Universities (Occult)
In many works on the occult sciences, allusions are made to
schools and universities and the instruction of those who were
drawn to them. The idea for such schools derived from the
philosophical schools and academies of the ancient Greek
teachers. In the early Christian era, Gnosticism was taught in
such schools. Since that discipline was centered upon gnosis or
knowledge, a school (rather than a temple or church) was the
natural form that its group life assumed.
While a few similar schools might have existed in the Dark
Ages, the idea of such institutions was largely a myth used to
credential otherwise informally and self-taught occultists or to
refer to the places where alchemists and occultists quietly gathered
to consult with each other. It was the practice of those on
the faculties of the universities and those who operated independently
to draw students around them, and professors of the
occult sciences were no different.
There is no doubt that during the Middle Ages many lecturers
taught alchemy and kindred subjects at great universities.
Thus Paracelsus lectured on alchemy at the University of
Basel, and he was preceded and followed there and elsewhere
by others who taught that and other occult arts.
Louis Figuier, in his book L’alchimie et les alchimistes (1854),
alluded to a school in Paris frequented by alchemists that he
himself attended in the middle of the nineteenth century. The
school—an ordinary chemical laboratory during the day—
became in the evening a center of the most elaborate alchemical
study, where Figuier met alchemical students, visionary and
The novelist Balzac alludes to an occult school in the story
‘‘The Secret of Ruggier,’’ which he placed at the time of Catherine
de Medici. He stated ‘‘At this epoch the occult sciences
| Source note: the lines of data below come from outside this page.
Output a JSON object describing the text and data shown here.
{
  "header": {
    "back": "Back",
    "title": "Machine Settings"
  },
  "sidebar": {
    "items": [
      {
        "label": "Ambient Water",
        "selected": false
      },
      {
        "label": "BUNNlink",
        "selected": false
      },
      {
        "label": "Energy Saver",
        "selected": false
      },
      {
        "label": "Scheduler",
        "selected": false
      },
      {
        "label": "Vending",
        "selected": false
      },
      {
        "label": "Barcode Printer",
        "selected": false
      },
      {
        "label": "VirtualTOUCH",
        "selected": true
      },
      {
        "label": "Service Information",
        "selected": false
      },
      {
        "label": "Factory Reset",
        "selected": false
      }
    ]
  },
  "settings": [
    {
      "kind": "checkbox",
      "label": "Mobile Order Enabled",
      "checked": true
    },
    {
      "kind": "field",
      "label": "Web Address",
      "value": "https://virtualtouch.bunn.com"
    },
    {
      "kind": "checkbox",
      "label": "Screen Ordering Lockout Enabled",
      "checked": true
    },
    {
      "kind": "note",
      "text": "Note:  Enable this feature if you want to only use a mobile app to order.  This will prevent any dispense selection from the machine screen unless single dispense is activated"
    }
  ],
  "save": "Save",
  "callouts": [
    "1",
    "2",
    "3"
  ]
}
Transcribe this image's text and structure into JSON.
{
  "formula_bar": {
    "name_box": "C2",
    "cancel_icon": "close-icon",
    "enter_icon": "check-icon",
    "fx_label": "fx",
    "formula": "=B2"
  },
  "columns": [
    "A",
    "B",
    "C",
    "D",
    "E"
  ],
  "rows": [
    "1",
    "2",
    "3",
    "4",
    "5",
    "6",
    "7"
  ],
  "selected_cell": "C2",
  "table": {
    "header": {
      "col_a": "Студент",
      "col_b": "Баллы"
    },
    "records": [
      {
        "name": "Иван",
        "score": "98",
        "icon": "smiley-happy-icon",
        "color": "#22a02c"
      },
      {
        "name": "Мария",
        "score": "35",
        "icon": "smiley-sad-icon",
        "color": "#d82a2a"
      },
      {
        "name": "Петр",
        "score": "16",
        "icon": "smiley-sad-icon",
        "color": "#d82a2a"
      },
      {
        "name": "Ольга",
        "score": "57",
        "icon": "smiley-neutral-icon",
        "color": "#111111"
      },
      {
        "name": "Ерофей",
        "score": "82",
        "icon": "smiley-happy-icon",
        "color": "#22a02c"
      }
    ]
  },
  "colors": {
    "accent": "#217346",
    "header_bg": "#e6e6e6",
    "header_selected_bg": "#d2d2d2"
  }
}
were cultivated with an ardour which put to shame the incredulous
spirit of our century. . . . The universal protection accorded
to these sciences by the ruling sovereigns of the times
was quite remarkable.’’
He goes on to say that at the beginning of the sixteenth century,
Ruggier was a member of a secret university for the study
of the occult sciences, where astrologers, alchemists, and others
studied several branches of hidden knowledge. Balzac gives no
details as to its locality, or as to the exact nature of its curriculum.
The College of Augurs in Rome and the Calmecac of ancient
Mexico are distinct examples of institutions for the study of divination,
and in this connection, the House of Wisdom of the Ismaelite
sect at Cairo, Egypt, may be mentioned.
Helena Petrovna Blavatsky insisted that a great ‘‘school’’ of
illuminated occult adepts flourished in Tibet, but nobody except
herself and her immediate friends ever saw them or had
any dealings with them. Prior to 1959, Tibet was the home of
a large number of monasteries that were also the schools of Tibetan
Buddhism and its esoteric practices.
Instructional centers for people who studied the occultism
integral to Hinduism, Buddhism, and other Asian systems did
exist (and continue to exist) across Asia. These centers, remote
Universal Religion of America Encyclopedia of Occultism & Parapsychology • 5th Ed.
and mysterious prior to the transportation and communications
revolution of the twentieth century, took on a mythical
character in the occult literature of the nineteenth century.
Those associated with these Asian schools were rumored to
have extraordinary occult prowess.
In the nineteenth and twentieth centuries attempts have
been made to recreate these ancient occult schools. For example,
the School for the Discovery of the Lost Secrets of Antiquity
flourished for a generation in San Diego, California. It was
founded by Katherine Tingley late in the nineteenth century
and taught Theosophy. A decade earlier, Blavatsky founded
the Esoteric Section of the Theosophical Society, an organization
carried on by Theosophists associated with the Theosophical
One modern equivalent of ancient occult universities are the
secret magical orders, such as the Hermetic Order of the Golden
Dawn, where occult and mystical subjects are taught to students,
with grades of advancement. Many such orders, based in
part on a format adopted from Freemasonry, exist.
One outstanding attempt to recreate the ancient Gnostic
schools, with an intense course in esoteric training, is Ramtha’s
School of Enlightenment in Yelm, Washington, opened in
1988 by JZ Knight. Ramtha, a channeled entity, instructs students
through the entranced Knight.